David K. Sage is a Ph.D. student in Classical Philology.  He received his B.A. in Latin and Greek from Hunter College, where he graduated number one in his class and was elected to Phi Beta Kappa.  David’s primary research interests are the history and literature of the late Roman Republic, concentrating on Cicero and his stoic political theory.  David serves as an Adjunct Lecturer at Brooklyn College and Queens College, teaching Greek and Roman culture, Greek philosophy, Classical Mythology, and Latin.


Georgios Spiliotopoulos

Georgios Spiliotopoulos is a Ph.D. student in Classics. He received his B.A. in Classical Philology (Honors) and his Master’s Degree in Ancient Greek Language and Literature (Honors) from the National and Kapodistrian University of Athens. His main research interests are Homeric Poetry, Attic Tragedy and Papyrology. His other interests include writing poetry and studying - playing chess. He is an Adjunct Lecturer at Hunter College and at City College of New York.
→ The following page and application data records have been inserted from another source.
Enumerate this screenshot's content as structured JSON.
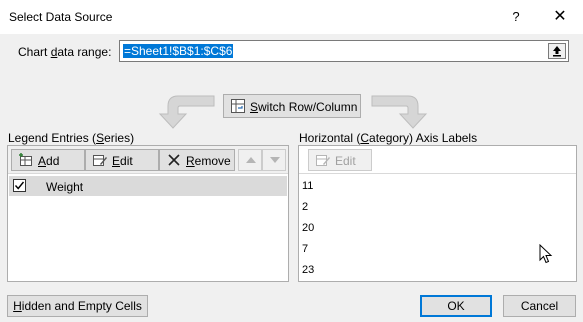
{
  "window": {
    "title": "Select Data Source",
    "help": "?",
    "close": "✕"
  },
  "range": {
    "label_pre": "Chart ",
    "label_ul": "d",
    "label_post": "ata range:",
    "value": "=Sheet1!$B$1:$C$6"
  },
  "switch_button": {
    "pre": "",
    "ul": "W",
    "post": "Switch Row/Column",
    "label": "Switch Row/Column"
  },
  "legend": {
    "heading_pre": "Legend Entries (",
    "heading_ul": "S",
    "heading_post": "eries)",
    "add": "Add",
    "edit": "Edit",
    "remove": "Remove",
    "series": [
      {
        "name": "Weight",
        "checked": true
      }
    ]
  },
  "category": {
    "heading_pre": "Horizontal (",
    "heading_ul": "C",
    "heading_post": "ategory) Axis Labels",
    "edit": "Edit",
    "items": [
      "11",
      "2",
      "20",
      "7",
      "23"
    ]
  },
  "footer": {
    "hidden_cells": "Hidden and Empty Cells",
    "ok": "OK",
    "cancel": "Cancel"
  }
}
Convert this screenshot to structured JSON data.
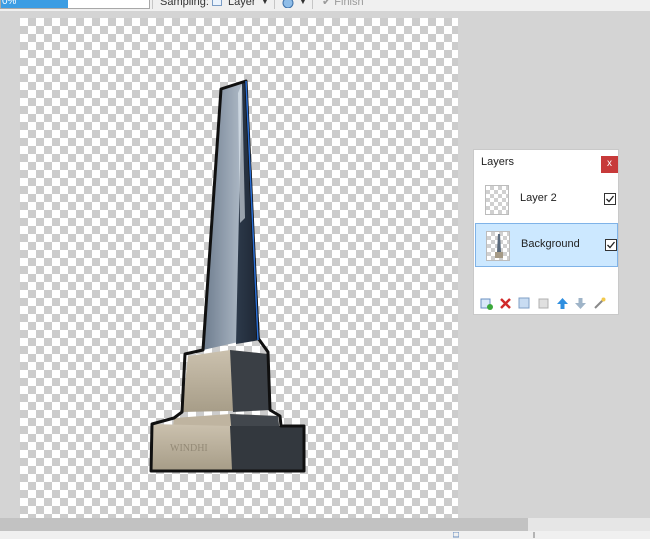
{
  "toolbar": {
    "tolerance_value": "0%",
    "tolerance_level": 0.45,
    "sampling_label": "Sampling:",
    "sampling_value": "Layer",
    "finish_label": "Finish"
  },
  "layers_panel": {
    "title": "Layers",
    "close_label": "x",
    "layers": [
      {
        "name": "Layer 2",
        "visible": true,
        "selected": false
      },
      {
        "name": "Background",
        "visible": true,
        "selected": true
      }
    ],
    "tools": [
      "add-layer-icon",
      "delete-layer-icon",
      "duplicate-layer-icon",
      "merge-layer-down-icon",
      "move-layer-up-icon",
      "move-layer-down-icon",
      "layer-properties-icon"
    ]
  },
  "colors": {
    "accent": "#3c9de3",
    "selection": "#cce8ff",
    "close_button": "#c73a3a"
  }
}
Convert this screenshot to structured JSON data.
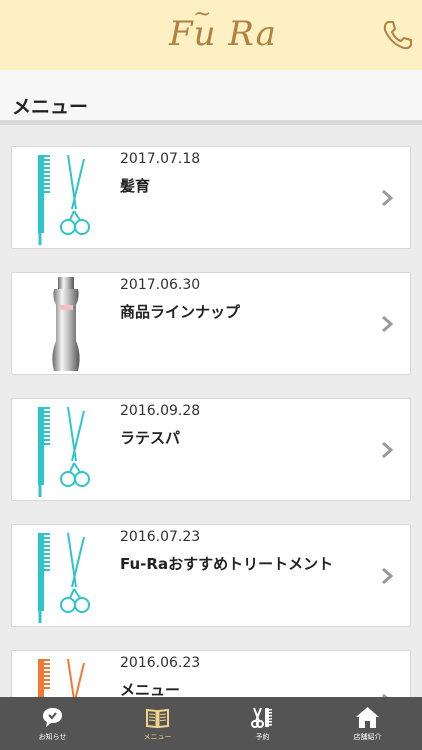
{
  "header": {
    "logo_text": "Fu Ra",
    "logo_tilde": "~",
    "phone_icon": "phone-icon"
  },
  "section": {
    "title": "メニュー"
  },
  "items": [
    {
      "date": "2017.07.18",
      "title": "髪育",
      "thumb": "comb-scissors-icon"
    },
    {
      "date": "2017.06.30",
      "title": "商品ラインナップ",
      "thumb": "product-bottle-image"
    },
    {
      "date": "2016.09.28",
      "title": "ラテスパ",
      "thumb": "comb-scissors-icon"
    },
    {
      "date": "2016.07.23",
      "title": "Fu-Raおすすめトリートメント",
      "thumb": "comb-scissors-icon"
    },
    {
      "date": "2016.06.23",
      "title": "メニュー",
      "thumb": "comb-scissors-icon-orange"
    }
  ],
  "tabs": [
    {
      "label": "お知らせ",
      "icon": "chat-bubble-icon"
    },
    {
      "label": "メニュー",
      "icon": "book-icon",
      "active": true
    },
    {
      "label": "予約",
      "icon": "scissors-comb-icon"
    },
    {
      "label": "店舗紹介",
      "icon": "home-icon"
    }
  ],
  "colors": {
    "header_bg": "#fdf1c4",
    "brand": "#b0813f",
    "teal": "#2ec4c8",
    "orange": "#ef7a33",
    "tabbar_bg": "#545454",
    "tab_active": "#f2d28a"
  }
}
Chris Weimer is a doctoral candidate and Chancellor’s Graduate Teaching Fellow in Classics. He received his B.A. in Latin and Greek with a minor in Judaic Studies from the University of Memphis and an M.A. from San Francisco State, where he was awarded the Ungaretti Translation Award. His Master’s thesis examined the role foreign (chiefly Scythian, Egyptian, and Persian) religion played in ethnic discourse in Herodotus’ Histories. Chris has written and presented on topics such as Roman reception of Greek literature, Greek reception of Roman hegemony, and cannibalism in the Mediterranean and Near East. He served as a research assistant for Professor Megan Williams on the Enmansche Kaisergeschichte in 2010-2011 and teaches courses at Brooklyn College and Queens College. In 2014, he also was the co-chair of the CUNY Graduate Student Conference in the Classics. Chris maintains active interest in archaic Greek literature, cross-cultural trade and interaction, and ancient religion.



Ayla Wing is an M.A. student in Classics. She received her B.A. in Latin Language & Literature with a concentration in Secondary Education from the University of Michigan - Ann Arbor. She currently works as a middle school Latin, ELA, and Social Studies teacher at a public school in Manhattan. Her main research interests are Latin pedagogy, particularly the application of Second Language Acquisition principles to the Latin language, as well as modern reception of Roman poetry and politics and disability studies.


John Young is a Ph.D. student and a Graduate Fellow in Classics. He received a B.A. in Classics from the University of Texas and an M.A. in Adolescent Education (Grades 7 -12) in Latin from Hunter College. He has taught Latin at the secondary school level for more than ten years. John is currently serving as president of SALVI (The North American Institute of Living Latin Studies). His main interests include Latin prose and poetry and the resuscitation of the use of Latin among scholars for contemporary communications. His main area of research at this time is the ancient use of land in practice and in poetry and the influence these exert on later ages.